ARES and CERT focus human resources on supporting agencies managing local events and incidents. The served community is generally those citizens served by local governments and non-government organizations. MARS mission is to support the Department of Defense in a wide variety of mission areas. MARS will support non-federal agencies when requested and directed by DoD to do so, but it is only a part of what we do. The work of ARES and CERT groups should be considered yet another pillar of excellence in its own specialty area. This should not be viewed as competitive, rather as complementary. As an amateur radio operator, you have a wide variety of opportunities to serve, and you get to select the opportunities that are the best fit for you.

<<<MARS can support it's mission with a single, more efficient, chain of command.

If you’re interested in supporting the United States through DoD sponsored contingency communications activities, or have questions about what I’ve said here, contact me at the email listed below.

<<<Actually David, I was AAR4GC, Emergency Operations Officer, SC Army MARS for a while. I dropped out when I realized that the few members in the state could, in no way, support all the missions we were promised for. Also the duplication of efforts and lack of coordination and cooperation with Navy Marine Corps and USAF MARS was monumental.

David McGinnis
HQ Army MARS Operations Officer
US Army NETCOM-OP-ITSMD
Fort Huachuca, AZ
david.k.mcginnis.ctr@mail.mil
 
Email Subscription
You are not subscribed to discussions on this article.

Subscribe!
My Subscriptions
Subscriptions Help

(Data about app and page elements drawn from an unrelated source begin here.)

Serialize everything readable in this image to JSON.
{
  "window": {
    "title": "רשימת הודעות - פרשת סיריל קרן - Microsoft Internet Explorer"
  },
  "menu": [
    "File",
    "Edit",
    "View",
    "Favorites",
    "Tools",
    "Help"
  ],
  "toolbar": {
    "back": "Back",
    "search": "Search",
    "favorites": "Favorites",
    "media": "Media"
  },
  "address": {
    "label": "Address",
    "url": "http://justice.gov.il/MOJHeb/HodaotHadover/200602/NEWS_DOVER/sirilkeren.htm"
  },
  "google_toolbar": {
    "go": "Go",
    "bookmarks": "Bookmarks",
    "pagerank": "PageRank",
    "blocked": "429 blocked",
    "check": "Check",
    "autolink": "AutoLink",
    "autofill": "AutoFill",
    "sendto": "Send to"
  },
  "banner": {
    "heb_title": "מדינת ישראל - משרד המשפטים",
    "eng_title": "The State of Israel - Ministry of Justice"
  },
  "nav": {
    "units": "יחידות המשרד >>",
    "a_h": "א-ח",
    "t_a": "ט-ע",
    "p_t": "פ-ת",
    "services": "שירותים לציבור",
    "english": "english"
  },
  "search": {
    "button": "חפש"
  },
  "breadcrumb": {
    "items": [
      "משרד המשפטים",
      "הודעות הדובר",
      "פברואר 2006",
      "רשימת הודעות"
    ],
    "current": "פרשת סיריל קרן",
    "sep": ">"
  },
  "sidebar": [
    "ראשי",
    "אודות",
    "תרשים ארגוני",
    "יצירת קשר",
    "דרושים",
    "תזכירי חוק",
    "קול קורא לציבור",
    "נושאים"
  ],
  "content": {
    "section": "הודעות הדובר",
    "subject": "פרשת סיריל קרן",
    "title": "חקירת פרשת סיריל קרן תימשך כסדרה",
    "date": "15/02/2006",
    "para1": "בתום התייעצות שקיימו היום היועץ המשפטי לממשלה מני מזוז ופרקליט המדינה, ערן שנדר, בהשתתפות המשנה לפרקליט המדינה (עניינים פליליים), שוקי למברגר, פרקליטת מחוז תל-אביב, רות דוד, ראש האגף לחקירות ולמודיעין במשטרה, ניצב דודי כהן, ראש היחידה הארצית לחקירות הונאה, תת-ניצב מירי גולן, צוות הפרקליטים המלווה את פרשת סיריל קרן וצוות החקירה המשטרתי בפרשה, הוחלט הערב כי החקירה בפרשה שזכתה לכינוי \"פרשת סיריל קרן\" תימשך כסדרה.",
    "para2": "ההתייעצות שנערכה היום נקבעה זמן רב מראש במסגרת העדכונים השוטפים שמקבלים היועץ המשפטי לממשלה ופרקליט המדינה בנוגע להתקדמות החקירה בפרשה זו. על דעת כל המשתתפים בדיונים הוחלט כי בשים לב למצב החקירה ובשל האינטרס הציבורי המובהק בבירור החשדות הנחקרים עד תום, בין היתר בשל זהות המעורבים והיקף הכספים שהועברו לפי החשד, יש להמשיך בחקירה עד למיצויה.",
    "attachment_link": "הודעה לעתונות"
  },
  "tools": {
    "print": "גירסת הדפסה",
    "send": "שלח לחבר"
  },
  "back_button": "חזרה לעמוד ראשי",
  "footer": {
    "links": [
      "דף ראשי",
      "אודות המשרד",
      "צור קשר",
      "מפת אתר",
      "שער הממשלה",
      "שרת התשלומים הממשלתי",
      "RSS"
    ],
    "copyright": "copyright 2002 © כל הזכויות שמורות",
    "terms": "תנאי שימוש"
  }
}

Other News Articles
The Explorers Club Allows Guests to Speak with Astronauts:
'Ham Radio Can Counter Dark Side of Social Networking':
CQ Policy Statement on Stations in Crimea Using Russian-Issued Call Signs:
York-Area Scouts Use Ham Radios to Talk to Scouts Around the World:
Amateur Radio Enthusiasts Gather for Annual Greeneville Hamfest: